**Task brief**
This exercise asks for a copy of each line in the records below with the word "accent" in it.

(Source records)
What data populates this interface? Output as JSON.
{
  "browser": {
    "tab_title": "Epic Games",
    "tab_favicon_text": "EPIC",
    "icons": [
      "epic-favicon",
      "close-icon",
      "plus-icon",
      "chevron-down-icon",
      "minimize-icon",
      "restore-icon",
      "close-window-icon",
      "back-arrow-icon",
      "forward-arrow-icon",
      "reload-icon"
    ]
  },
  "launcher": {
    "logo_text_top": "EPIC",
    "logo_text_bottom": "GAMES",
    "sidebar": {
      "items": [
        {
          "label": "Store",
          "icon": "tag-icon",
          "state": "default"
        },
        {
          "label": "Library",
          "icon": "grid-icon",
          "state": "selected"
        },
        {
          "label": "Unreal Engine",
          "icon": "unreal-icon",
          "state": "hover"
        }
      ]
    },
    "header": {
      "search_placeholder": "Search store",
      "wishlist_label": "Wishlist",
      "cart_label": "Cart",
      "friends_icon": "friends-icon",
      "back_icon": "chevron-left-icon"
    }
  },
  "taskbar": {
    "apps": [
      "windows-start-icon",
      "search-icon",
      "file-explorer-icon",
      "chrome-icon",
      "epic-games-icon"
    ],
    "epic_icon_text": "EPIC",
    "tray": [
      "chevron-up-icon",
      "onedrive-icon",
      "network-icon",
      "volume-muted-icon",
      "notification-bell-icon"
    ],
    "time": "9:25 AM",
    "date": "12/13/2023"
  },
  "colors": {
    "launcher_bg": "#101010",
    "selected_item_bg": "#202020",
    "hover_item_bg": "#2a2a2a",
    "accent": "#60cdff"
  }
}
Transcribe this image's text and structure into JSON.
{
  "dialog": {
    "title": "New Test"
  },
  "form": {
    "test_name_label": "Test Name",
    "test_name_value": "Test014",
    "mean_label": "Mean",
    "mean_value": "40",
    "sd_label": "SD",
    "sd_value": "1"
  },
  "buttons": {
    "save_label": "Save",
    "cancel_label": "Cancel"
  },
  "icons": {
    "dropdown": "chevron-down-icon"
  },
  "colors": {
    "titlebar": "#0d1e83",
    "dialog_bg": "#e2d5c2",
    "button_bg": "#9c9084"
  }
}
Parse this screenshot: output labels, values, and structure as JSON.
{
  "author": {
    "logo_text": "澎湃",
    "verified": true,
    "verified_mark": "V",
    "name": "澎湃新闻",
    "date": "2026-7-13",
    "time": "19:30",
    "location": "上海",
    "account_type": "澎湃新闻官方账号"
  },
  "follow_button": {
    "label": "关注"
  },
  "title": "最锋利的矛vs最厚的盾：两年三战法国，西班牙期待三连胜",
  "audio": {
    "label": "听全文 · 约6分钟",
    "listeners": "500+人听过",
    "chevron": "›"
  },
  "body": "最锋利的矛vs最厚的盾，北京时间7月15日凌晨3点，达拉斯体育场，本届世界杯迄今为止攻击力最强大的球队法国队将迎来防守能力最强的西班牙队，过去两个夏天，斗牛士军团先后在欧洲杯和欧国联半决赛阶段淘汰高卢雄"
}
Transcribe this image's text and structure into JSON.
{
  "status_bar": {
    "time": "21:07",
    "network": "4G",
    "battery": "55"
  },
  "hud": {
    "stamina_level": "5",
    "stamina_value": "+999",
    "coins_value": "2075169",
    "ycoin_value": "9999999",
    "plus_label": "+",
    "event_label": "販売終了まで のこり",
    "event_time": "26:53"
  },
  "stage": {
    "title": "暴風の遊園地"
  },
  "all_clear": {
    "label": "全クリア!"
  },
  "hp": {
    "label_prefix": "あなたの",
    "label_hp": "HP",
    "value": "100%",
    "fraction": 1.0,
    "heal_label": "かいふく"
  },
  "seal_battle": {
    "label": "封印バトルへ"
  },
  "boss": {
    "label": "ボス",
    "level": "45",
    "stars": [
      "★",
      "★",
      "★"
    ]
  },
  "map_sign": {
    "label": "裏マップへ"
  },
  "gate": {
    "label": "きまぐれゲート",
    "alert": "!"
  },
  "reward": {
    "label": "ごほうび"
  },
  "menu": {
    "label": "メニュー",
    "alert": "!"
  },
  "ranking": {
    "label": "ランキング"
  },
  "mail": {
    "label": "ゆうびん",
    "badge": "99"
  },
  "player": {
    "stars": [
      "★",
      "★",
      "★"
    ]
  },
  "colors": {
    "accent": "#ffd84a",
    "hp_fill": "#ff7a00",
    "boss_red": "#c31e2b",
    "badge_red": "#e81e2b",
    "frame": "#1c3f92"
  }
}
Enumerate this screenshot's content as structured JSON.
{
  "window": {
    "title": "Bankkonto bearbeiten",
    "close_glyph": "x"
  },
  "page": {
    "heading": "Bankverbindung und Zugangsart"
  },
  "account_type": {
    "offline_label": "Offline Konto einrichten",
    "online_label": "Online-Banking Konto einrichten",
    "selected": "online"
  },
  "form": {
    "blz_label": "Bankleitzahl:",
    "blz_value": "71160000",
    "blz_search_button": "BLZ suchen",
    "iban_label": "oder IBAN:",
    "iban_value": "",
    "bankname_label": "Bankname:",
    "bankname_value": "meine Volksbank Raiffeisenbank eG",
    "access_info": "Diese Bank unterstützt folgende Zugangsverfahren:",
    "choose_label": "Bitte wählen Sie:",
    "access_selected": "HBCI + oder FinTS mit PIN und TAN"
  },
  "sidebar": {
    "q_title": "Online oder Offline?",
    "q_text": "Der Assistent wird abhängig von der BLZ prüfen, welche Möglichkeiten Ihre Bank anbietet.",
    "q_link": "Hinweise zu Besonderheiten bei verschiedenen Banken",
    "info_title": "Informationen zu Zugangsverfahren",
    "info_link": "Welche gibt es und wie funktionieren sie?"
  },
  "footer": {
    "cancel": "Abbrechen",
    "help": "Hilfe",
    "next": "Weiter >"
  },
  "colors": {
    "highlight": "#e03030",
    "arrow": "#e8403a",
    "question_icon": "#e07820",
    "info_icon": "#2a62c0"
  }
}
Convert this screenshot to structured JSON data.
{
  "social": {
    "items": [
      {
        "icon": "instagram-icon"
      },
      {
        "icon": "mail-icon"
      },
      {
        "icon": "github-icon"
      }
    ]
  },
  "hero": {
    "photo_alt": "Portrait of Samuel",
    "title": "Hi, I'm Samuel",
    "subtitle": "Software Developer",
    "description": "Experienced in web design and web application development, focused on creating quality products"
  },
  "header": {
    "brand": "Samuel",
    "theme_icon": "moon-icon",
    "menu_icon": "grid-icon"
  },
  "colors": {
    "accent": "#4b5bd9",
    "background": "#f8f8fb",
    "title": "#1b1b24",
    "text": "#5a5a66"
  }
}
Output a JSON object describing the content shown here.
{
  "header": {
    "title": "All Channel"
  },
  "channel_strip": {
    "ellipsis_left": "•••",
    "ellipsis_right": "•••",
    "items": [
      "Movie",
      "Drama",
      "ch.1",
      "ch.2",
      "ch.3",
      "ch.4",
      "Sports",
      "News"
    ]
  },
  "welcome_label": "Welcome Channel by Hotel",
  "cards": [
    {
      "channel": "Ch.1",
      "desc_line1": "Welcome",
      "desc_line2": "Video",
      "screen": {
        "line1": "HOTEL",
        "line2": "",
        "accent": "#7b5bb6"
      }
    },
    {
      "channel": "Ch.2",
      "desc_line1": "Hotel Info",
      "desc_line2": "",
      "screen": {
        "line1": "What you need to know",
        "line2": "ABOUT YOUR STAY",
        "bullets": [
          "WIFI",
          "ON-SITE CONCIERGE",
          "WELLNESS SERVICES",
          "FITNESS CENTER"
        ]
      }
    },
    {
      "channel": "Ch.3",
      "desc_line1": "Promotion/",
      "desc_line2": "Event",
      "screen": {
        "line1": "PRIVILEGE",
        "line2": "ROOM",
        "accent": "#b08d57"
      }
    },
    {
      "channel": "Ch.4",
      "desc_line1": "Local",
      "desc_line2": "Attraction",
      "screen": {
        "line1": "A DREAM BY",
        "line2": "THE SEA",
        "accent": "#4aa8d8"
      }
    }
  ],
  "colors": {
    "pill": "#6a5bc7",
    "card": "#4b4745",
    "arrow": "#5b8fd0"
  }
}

**Completed exercise**
    "accent": "#60cdff"
    "accent": "#ffd84a",
    "accent": "#4b5bd9",
        "accent": "#7b5bb6"
        "accent": "#b08d57"
        "accent": "#4aa8d8"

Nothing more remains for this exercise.